Looking ahead, Fitch predicted in October that client loan growth would slow from 18.8 percent year-on-year in 2021 to 7.0 percent in 2022 and then fall dramatically by -9.0 percent this year. “This indicates a precipitous drop in credit growth, which rose to 15.8 percent in January 2022, the highest growth rate since 2015,” Fitch reported, adding that banking-sector assets would shrink from 92.0 percent of gross domestic product (GDP) in 2021 to 90.7 percent and 77.5 percent in 2022 and 2023, respectively. “As aforementioned, we foresee a lag between the introduction of sanctions and credit growth turning negative, mirroring the experience of 2014-17, in the aftermath of Russia’s invasion of Crimea.”
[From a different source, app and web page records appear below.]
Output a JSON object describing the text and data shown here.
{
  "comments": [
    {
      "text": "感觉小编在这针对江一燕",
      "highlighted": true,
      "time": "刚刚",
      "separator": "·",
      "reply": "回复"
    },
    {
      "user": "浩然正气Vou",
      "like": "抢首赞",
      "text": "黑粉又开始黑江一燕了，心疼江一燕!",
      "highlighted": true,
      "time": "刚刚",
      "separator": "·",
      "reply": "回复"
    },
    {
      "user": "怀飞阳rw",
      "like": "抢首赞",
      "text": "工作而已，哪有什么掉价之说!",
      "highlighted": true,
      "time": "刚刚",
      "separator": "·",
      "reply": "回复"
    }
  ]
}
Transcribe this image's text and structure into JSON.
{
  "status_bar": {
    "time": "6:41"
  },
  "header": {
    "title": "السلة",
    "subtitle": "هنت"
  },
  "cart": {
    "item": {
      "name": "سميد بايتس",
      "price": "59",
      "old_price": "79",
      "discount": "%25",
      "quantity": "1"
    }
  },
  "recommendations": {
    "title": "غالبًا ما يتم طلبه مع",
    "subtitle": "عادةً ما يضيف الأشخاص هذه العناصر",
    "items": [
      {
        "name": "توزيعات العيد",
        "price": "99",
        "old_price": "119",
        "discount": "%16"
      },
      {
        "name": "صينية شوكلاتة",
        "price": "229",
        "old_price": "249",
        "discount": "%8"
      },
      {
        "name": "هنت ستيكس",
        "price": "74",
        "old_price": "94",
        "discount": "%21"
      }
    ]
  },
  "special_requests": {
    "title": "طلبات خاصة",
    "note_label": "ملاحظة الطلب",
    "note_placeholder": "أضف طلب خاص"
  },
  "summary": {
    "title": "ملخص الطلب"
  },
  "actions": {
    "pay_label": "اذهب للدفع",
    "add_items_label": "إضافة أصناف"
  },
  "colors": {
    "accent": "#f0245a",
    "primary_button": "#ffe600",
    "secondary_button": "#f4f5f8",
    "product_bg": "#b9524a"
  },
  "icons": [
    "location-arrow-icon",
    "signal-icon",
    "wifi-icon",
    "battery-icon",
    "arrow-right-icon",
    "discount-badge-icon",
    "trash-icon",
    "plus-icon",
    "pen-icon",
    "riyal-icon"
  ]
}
But Russia’s central bank has a decidedly rosier outlook, anticipating that Russian commercial lending will, more or less, return to pre-conflict normalcy later this year. According to Nabiullina’s forecasts, the sector’s combined net profits in 2023 will exceed one trillion rubles, which would still be only half of 2021’s reported two trillion rubles. But Nabiullina also expects Russian retail deposits with banks to surge by more than 7 percent this year and corporate deposits by around 15 percent. Moreover, mortgage and consumer lending will expand by around 15 percent and 10 percent, respectively. With construction a flagship industry in Russia, the buoyant mortgage outlook will bode particularly well for the economy of the world’s largest nation, particularly given the support it receives via state subsidy programmes, although Nabiullina has warned that there is a modest risk of a credit and real-estate bubble forming and expressed some concern over the declining quality of mortgages that could warrant tighter regulations being applied. The central bank chief also sees corporate-lending growth slowing from 14 percent last year to 10 percent in 2023.
As for Russia’s most important state-owned lenders, such as SberBank, VTB Bank and Gazprombank, Fitch suggested that Moscow should focus on supporting them as much as possible. Such lenders “collectively account for almost 60 percent of total banking sector assets. In our view, supporting these banks will remain a priority for the Kremlin”.